- **What the task requires**:
Could you report every line from the entries that includes the word "accent"?

Website and app data records:
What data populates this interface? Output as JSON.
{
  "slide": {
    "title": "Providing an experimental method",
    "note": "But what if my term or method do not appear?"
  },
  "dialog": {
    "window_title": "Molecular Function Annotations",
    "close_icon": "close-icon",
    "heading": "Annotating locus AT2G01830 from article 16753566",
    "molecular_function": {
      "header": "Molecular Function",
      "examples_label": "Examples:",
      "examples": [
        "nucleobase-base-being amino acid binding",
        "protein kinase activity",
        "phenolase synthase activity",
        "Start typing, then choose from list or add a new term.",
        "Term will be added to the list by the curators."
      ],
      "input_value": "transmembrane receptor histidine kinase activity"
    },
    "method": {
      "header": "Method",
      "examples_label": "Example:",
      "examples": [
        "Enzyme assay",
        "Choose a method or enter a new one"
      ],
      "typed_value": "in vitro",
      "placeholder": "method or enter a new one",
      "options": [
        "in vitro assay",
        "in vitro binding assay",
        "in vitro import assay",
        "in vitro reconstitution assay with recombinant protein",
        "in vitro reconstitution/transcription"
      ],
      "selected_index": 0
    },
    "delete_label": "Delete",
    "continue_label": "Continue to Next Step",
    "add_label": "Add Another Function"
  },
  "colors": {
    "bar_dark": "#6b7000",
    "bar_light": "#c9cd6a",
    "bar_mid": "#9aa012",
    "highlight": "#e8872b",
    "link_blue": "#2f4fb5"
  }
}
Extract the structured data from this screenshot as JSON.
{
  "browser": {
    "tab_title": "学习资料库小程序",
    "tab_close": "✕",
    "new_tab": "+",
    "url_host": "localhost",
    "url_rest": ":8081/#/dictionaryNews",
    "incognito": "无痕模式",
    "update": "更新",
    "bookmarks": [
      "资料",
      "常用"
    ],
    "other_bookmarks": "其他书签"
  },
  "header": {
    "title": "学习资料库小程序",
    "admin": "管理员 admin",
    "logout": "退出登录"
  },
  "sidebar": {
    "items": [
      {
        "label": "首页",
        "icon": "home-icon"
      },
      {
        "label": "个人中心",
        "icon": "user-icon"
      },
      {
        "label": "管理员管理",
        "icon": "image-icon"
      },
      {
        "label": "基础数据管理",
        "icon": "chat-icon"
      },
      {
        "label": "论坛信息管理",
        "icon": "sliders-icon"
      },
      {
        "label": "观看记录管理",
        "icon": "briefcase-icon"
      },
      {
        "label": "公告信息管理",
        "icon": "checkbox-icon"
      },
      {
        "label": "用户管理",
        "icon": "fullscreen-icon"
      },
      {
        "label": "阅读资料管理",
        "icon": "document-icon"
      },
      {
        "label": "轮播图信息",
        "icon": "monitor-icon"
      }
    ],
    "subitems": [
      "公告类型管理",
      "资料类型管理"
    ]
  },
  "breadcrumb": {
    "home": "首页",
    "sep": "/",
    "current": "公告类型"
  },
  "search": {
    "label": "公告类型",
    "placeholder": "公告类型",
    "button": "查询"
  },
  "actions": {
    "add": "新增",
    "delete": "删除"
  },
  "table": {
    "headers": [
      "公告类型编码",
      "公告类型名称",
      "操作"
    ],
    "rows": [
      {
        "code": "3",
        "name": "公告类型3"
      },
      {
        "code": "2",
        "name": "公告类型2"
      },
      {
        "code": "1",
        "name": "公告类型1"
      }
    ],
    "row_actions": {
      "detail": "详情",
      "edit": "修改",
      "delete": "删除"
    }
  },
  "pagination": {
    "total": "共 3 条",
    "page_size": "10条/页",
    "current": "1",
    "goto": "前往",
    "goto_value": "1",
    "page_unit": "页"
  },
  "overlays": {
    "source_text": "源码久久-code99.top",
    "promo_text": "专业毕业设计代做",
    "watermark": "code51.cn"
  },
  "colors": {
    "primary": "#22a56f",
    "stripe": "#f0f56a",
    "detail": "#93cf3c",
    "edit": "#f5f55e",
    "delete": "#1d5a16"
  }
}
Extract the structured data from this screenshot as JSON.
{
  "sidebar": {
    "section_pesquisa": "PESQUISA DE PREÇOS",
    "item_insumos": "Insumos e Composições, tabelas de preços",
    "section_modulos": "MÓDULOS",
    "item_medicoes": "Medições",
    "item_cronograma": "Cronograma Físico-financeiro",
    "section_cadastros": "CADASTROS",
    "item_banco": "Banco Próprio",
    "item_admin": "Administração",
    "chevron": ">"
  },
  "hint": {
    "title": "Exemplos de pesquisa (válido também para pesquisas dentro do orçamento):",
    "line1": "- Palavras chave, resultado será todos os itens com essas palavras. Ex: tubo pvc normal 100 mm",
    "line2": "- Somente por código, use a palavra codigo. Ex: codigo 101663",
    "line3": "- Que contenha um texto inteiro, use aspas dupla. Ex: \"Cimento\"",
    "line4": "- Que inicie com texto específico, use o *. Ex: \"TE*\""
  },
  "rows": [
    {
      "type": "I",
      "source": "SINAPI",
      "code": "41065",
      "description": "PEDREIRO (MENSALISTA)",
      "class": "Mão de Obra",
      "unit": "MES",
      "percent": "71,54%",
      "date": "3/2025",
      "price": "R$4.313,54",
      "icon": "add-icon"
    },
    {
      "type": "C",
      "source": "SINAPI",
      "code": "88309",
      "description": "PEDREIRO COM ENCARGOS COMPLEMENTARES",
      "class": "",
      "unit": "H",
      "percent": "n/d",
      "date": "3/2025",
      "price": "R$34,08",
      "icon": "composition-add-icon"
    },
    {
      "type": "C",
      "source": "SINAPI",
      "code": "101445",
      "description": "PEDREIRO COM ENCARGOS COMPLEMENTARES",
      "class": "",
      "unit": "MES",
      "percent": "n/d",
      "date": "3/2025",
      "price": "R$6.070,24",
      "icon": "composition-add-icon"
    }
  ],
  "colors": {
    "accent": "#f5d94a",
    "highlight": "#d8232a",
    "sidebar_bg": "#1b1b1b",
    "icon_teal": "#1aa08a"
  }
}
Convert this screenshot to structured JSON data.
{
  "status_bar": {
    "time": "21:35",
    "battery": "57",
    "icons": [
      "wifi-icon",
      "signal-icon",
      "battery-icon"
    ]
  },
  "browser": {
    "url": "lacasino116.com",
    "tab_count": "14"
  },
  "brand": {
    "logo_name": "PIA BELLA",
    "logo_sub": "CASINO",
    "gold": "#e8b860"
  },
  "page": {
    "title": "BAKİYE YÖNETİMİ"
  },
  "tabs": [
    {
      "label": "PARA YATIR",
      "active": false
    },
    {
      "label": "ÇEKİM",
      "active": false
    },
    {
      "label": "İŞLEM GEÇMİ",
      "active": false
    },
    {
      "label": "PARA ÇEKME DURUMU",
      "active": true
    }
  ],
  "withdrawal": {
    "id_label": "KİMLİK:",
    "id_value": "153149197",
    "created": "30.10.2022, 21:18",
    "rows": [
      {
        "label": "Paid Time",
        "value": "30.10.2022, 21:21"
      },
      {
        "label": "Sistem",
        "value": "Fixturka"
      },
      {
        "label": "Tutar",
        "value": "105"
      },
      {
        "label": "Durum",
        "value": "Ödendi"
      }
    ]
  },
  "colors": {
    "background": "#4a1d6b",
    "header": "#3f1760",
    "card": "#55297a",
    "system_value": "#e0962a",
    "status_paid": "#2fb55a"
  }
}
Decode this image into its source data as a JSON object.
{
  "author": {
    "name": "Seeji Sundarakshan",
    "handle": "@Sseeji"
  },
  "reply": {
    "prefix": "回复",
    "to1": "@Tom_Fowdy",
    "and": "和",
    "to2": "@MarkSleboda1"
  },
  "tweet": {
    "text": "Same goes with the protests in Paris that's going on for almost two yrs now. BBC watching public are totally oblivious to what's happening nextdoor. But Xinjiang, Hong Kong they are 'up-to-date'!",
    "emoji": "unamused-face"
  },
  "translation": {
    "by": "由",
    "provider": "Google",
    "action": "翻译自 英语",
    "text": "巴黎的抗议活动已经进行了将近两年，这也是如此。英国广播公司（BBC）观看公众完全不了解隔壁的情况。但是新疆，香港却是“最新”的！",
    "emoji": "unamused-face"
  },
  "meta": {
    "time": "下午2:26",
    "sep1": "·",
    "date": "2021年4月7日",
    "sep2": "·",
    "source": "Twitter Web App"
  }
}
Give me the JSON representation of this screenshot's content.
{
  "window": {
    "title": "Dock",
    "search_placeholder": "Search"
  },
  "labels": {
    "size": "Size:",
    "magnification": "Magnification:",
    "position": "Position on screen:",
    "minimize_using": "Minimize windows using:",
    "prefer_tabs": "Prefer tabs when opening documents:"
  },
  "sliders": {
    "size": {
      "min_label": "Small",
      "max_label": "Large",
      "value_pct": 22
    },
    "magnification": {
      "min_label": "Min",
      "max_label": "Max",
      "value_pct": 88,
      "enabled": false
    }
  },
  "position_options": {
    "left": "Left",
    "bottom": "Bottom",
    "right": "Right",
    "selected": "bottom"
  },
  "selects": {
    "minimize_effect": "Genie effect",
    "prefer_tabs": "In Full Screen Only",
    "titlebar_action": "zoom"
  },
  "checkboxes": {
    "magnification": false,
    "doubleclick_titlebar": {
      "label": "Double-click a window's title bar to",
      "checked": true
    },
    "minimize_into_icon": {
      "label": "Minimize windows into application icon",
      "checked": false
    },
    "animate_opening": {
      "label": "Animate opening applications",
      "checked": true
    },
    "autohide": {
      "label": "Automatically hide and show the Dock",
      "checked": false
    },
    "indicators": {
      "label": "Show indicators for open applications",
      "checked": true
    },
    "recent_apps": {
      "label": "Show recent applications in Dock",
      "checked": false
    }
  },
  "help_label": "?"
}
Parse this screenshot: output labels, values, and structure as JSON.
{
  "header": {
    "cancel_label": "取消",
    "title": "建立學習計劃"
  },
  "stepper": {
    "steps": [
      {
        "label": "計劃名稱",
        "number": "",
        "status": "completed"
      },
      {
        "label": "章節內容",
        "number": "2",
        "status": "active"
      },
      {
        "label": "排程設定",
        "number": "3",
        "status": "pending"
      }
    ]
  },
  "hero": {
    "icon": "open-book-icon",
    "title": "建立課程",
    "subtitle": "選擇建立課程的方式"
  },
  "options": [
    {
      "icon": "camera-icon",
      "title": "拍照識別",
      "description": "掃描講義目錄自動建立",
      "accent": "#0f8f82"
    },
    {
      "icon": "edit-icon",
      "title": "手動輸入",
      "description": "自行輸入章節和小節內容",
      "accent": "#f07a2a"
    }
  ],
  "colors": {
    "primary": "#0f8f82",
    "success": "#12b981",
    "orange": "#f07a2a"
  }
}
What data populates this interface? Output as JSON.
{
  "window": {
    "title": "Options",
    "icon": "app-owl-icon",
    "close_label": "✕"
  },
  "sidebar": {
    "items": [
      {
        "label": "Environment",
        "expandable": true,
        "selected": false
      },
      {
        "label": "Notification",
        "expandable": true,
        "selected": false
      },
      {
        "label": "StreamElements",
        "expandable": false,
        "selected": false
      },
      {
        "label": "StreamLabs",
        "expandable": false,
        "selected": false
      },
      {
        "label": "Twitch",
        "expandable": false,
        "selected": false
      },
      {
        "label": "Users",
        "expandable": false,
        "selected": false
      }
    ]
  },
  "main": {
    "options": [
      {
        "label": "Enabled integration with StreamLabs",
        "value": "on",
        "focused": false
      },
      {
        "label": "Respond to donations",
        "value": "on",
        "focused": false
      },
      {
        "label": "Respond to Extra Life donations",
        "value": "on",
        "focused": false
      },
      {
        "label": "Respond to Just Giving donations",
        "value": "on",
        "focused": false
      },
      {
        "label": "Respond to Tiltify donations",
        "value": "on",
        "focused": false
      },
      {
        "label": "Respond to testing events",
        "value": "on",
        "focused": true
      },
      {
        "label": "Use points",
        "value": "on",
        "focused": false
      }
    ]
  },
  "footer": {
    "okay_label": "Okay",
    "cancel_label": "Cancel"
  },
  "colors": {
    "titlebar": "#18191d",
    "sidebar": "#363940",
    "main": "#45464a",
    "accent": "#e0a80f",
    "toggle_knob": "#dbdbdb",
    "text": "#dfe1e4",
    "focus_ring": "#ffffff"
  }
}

- **Solution to this exercise**:
    "accent": "#f5d94a",
      "accent": "#0f8f82"
      "accent": "#f07a2a"
    "accent": "#e0a80f",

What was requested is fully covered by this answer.